him.”
“Yeah.” I really don’t know what else to add to that.
After a little pause, she continues.
“You know, I always thought that they would end up together, her and Owen.”
“Well, there’s still time,” I respond light-heartedly.
My comment hangs in the air heavily as she takes a luxurious sip of her wine. About fifteen seconds
passes before she speaks again.
“Yes. I can always hope.”
And then she walks away.
I am more impressed than annoyed by this comment. I applaud her outright sincerity on the subject, as
well as her direct and concise insult to me.
I figure you can’t be mad when the insult is true. Just gotta take it on the chin.

As she leaves, her daughter replaces her.
“How’s it going?”
“I think I am ready to head out now.”’
“Why?”
“Kind of tired. Plus, your mom just said she wishes you would end up with Owen instead of me.”
“What?”
“She said she always thought you two would end up together and I told her there’s still time. She
responded, ‘I hope so.’”
She goes white with anger. I tell her I’m really not mad but that there’s not much else to discuss with
either of them for the night and that I’ll be going home in a few minutes, either with her or alone.
She’s had a few drinks and I can see Mr. Hyde is starting to set in, which means the anger could be shot
anywhere. But Jekyll maintains control.
We gather our things and leave Randall to his penthouse. Taking a cab back to my girlfriend’s place, her
mother sits in between us and chats up a storm. She either doesn’t recall what she said, or she doesn’t
care.
When we get to her place, we make the winding trip up the stairs, which is torture on my ankle right
now. Over the last 2 hours, it has really tightened up and locked into place.
Her mother goes to bed in the other room and my girlfriend starts to apologize for the night and say it
was a stupid idea from the beginning. I try and console her and tell her I didn’t mean to make things
awkward, but yes, I probably should not have come over.

We get along cordially until I tell her that I won’t be spending the night. Panic strikes her and the sky
starts falling.
“Why???”
“Because I am still sweaty, need to shower at my place and go to work in the morning.”
“So? Do that here.”
“No, the feeling isn’t the same. I’ve got to get up early and I don’t have fresh work clothes here so I’ll
feel off the entire day. I’d rather just go home and get less sleep.”
She reaches the level of anger where yelling – or whisper yelling, if it were to happen in this case – isn’t
of interest to her. Instead, she just goes straight to saying I don’t love her and that I’m a piece of shit for
not staying. She’s probably right on both accounts, but I can only acknowledge the latter.
I am a piece of shit.

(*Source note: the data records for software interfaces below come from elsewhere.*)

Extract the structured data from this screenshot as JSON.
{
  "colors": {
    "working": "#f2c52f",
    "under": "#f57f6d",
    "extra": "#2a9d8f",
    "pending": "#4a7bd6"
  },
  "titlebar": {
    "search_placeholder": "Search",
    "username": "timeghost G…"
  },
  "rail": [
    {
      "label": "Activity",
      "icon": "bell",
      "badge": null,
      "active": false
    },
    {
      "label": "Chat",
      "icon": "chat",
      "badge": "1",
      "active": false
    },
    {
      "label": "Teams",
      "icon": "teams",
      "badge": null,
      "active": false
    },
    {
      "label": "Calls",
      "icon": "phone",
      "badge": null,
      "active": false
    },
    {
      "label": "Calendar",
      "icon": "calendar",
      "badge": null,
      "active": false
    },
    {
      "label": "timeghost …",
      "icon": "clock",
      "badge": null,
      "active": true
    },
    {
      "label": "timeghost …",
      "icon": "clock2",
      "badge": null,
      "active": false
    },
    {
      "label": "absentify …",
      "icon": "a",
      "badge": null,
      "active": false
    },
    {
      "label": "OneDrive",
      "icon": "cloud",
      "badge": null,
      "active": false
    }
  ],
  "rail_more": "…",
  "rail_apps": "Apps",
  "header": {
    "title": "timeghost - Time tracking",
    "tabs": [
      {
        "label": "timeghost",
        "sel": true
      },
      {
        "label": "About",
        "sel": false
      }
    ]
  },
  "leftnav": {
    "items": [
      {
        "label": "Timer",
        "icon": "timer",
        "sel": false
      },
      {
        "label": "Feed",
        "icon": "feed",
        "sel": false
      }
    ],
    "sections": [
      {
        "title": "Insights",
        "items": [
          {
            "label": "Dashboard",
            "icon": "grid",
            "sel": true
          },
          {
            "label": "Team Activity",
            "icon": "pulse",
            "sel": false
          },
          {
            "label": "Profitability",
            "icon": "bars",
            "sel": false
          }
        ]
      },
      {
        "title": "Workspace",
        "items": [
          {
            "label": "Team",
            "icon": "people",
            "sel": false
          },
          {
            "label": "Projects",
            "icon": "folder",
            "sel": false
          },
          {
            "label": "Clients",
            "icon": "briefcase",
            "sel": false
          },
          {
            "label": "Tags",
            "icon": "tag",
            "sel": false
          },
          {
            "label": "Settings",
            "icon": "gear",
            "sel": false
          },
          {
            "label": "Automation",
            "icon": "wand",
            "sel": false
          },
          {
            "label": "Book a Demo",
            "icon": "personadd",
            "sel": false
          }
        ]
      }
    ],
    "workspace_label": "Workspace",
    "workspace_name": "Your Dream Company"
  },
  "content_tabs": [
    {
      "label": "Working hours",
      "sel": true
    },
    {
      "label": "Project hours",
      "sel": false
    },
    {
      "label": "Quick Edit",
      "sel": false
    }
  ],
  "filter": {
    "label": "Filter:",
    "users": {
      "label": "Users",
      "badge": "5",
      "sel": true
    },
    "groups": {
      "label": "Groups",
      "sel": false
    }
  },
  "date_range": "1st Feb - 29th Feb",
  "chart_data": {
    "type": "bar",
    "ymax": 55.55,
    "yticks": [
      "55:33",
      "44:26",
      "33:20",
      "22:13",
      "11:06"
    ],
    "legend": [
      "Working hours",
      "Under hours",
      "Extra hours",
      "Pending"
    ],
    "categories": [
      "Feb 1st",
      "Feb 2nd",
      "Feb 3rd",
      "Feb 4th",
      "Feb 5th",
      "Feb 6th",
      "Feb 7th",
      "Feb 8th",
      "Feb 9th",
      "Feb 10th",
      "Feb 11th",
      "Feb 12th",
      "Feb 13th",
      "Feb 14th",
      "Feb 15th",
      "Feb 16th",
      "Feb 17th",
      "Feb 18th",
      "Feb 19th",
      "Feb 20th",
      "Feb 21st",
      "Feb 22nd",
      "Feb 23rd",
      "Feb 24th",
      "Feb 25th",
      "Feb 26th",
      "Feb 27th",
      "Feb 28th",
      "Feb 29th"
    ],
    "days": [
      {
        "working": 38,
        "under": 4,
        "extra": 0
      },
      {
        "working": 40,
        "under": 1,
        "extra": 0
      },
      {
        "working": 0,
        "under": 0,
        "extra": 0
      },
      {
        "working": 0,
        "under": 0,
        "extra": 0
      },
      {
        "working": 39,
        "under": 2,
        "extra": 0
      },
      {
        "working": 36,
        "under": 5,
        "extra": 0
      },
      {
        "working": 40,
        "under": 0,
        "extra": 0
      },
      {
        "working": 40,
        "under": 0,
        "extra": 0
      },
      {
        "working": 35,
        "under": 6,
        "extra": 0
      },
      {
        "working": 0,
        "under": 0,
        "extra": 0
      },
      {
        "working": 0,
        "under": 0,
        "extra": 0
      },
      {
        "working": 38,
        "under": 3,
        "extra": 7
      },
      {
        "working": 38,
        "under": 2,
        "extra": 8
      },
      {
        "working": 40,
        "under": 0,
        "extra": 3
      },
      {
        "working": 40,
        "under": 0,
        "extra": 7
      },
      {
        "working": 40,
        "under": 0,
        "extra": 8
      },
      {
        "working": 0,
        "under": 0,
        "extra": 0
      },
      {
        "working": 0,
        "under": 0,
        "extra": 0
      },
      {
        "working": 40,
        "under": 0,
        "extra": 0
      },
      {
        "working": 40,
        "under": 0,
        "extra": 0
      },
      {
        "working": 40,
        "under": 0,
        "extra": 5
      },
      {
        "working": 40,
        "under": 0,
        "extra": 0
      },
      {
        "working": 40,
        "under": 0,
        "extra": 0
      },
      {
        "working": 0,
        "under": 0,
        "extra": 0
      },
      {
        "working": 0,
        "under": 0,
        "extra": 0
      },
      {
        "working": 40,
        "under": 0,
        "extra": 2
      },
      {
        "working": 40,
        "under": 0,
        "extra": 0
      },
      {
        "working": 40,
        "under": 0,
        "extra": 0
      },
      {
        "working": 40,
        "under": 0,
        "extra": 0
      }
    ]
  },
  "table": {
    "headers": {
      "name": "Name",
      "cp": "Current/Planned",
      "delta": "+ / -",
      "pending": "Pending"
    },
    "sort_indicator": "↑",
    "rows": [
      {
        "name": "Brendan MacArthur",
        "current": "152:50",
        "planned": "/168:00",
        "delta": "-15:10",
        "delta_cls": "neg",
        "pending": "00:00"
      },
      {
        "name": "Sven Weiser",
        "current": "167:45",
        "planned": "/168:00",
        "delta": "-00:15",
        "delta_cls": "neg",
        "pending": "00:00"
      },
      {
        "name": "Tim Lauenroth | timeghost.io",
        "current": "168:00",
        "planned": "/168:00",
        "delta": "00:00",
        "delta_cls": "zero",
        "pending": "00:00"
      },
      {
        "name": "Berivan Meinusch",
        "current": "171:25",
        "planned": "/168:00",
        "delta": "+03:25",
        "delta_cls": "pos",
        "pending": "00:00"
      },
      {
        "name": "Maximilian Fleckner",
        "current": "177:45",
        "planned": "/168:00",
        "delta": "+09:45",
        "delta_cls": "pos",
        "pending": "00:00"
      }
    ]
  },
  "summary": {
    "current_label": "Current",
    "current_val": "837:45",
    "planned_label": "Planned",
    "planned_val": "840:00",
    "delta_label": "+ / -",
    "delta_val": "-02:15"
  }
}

And I stink. I’m a stinky piece of shit. So I may as well go home and shower and just
be a regular piece of shit.
I say goodbye and head outside. Somehow, the temperature has dropped 20 degrees in the last hour. I
zip my coat up to the top, tuck my chin down like a pigeon, and start walking.
I don’t have the money for a cab.
I walk the four blocks to an underground El station and wait for a train. It’s late, which means the trains
are on their one every twentyish minutes, schedule.
With a lot of leniency on the “ish.”
I sit down with my back to a concrete support pole, my feet touching the blue warning line. Because I’m
a wild man, dammit.
Minutes pass and announcements are made. There is construction on this track causing a slight delay.

I close my eyes and throw on my headphones. I don’t have a penny on me so I’m not worried about
anyone trying to rob me. I start tapping my feet to the music and soon the taps become less and less
frequent. Less and less frequent. Less…and less…
The wind of the rushing train pushes my hair back and my eyes fire open. I wake to find myself lying on
the blue line, three inches away from where the train meets the edge.
I sit up and the door opens right in front of me.
A little luck, I think.
Groggily, I stand and hobble to an open seat in the car, grimacing with each right step. I sit and check my
phone. Five hours before I have to be back in to work.
I guess I really don’t NEED to take a shower tonight.